### THE DATA

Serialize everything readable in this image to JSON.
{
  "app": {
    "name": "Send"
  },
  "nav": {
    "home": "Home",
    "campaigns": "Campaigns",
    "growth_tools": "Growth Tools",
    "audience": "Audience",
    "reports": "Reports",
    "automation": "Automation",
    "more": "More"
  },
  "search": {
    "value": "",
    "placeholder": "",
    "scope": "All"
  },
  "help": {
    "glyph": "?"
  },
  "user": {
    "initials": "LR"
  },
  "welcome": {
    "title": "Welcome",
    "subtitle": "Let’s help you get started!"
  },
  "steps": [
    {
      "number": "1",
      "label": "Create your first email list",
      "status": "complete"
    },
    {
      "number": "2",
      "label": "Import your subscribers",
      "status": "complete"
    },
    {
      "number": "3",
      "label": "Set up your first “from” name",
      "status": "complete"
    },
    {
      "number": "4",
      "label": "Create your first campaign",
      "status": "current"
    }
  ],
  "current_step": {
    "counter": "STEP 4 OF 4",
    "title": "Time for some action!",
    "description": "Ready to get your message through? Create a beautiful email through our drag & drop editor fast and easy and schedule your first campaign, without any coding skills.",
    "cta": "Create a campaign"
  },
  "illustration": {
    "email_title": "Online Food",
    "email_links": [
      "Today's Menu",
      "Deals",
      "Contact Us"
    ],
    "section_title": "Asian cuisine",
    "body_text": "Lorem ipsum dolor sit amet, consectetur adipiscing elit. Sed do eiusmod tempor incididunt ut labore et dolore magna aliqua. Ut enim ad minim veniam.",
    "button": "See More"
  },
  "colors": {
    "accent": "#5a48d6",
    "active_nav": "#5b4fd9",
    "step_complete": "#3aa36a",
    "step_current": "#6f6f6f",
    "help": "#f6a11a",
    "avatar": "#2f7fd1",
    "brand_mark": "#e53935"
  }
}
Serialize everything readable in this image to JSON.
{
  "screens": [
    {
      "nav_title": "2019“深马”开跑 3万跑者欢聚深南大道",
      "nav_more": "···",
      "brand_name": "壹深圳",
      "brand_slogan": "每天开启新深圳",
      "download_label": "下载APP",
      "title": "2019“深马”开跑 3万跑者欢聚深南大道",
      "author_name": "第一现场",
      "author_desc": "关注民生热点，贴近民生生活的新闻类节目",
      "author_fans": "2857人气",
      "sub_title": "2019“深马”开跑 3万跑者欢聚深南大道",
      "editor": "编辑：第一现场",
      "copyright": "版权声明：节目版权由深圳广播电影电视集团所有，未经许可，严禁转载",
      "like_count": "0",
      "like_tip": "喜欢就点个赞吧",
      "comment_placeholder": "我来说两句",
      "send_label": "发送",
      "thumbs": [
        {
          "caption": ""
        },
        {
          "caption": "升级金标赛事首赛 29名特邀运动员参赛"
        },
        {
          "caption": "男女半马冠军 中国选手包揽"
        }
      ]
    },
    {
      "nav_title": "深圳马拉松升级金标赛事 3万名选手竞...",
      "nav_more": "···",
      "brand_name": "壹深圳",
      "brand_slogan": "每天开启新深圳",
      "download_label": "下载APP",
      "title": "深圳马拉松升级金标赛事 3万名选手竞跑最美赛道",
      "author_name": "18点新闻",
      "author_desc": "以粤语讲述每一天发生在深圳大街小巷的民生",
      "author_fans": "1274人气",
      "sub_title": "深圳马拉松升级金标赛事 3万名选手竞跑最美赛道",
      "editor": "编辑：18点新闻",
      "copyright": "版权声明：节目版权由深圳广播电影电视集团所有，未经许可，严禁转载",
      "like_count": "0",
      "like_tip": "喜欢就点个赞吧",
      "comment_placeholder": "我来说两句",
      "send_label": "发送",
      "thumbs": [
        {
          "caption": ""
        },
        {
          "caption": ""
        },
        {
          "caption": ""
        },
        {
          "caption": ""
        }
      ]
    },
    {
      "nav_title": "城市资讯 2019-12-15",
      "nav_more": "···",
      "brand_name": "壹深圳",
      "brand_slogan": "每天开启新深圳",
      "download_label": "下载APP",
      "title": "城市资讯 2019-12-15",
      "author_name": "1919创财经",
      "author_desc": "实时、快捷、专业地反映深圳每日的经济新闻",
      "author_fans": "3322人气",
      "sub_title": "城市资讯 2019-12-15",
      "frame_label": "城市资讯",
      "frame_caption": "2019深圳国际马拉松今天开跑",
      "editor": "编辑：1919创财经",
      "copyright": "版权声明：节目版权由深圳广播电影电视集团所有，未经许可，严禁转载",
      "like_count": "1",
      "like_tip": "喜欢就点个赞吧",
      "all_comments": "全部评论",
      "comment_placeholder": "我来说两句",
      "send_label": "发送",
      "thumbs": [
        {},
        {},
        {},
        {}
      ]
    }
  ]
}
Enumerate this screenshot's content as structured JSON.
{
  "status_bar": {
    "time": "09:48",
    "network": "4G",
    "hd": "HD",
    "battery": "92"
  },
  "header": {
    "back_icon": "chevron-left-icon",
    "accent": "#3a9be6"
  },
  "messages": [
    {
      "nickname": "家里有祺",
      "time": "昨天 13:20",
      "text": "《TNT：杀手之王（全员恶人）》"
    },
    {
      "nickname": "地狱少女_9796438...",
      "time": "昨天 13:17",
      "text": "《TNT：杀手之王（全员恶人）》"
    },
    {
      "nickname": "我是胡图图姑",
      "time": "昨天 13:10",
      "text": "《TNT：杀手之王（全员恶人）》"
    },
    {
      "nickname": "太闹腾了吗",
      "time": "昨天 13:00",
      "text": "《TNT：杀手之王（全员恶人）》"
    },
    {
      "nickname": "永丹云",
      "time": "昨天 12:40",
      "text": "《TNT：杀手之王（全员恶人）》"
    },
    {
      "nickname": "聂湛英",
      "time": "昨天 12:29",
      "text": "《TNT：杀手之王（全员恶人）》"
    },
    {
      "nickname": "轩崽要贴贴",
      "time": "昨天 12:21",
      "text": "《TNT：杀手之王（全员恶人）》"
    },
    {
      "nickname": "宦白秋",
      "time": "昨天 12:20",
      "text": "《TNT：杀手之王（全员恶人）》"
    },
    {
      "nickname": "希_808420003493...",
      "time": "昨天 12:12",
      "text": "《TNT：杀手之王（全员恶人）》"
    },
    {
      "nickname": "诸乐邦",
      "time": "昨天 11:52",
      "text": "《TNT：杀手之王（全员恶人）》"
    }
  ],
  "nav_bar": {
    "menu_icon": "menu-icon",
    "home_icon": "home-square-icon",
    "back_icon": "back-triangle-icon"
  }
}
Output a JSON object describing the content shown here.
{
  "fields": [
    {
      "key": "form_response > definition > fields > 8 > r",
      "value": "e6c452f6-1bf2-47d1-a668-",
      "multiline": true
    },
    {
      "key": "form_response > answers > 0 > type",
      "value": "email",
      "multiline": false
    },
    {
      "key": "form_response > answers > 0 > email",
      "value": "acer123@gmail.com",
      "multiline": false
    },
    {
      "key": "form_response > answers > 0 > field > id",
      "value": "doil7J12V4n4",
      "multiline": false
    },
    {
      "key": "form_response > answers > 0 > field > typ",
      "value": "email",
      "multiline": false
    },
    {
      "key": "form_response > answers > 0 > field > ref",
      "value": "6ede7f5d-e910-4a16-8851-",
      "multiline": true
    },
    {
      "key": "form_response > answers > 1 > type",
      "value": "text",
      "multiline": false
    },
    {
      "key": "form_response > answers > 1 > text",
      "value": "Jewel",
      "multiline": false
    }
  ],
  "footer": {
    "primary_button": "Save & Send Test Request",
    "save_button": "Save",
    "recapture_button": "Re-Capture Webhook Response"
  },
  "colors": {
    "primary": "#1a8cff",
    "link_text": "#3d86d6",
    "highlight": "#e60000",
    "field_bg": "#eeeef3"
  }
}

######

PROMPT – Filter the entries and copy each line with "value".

WRITTEN SOLUTION –
    "value": "",
      "value": "e6c452f6-1bf2-47d1-a668-",
      "value": "email",
      "value": "acer123@gmail.com",
      "value": "doil7J12V4n4",
      "value": "email",
      "value": "6ede7f5d-e910-4a16-8851-",
      "value": "text",
      "value": "Jewel",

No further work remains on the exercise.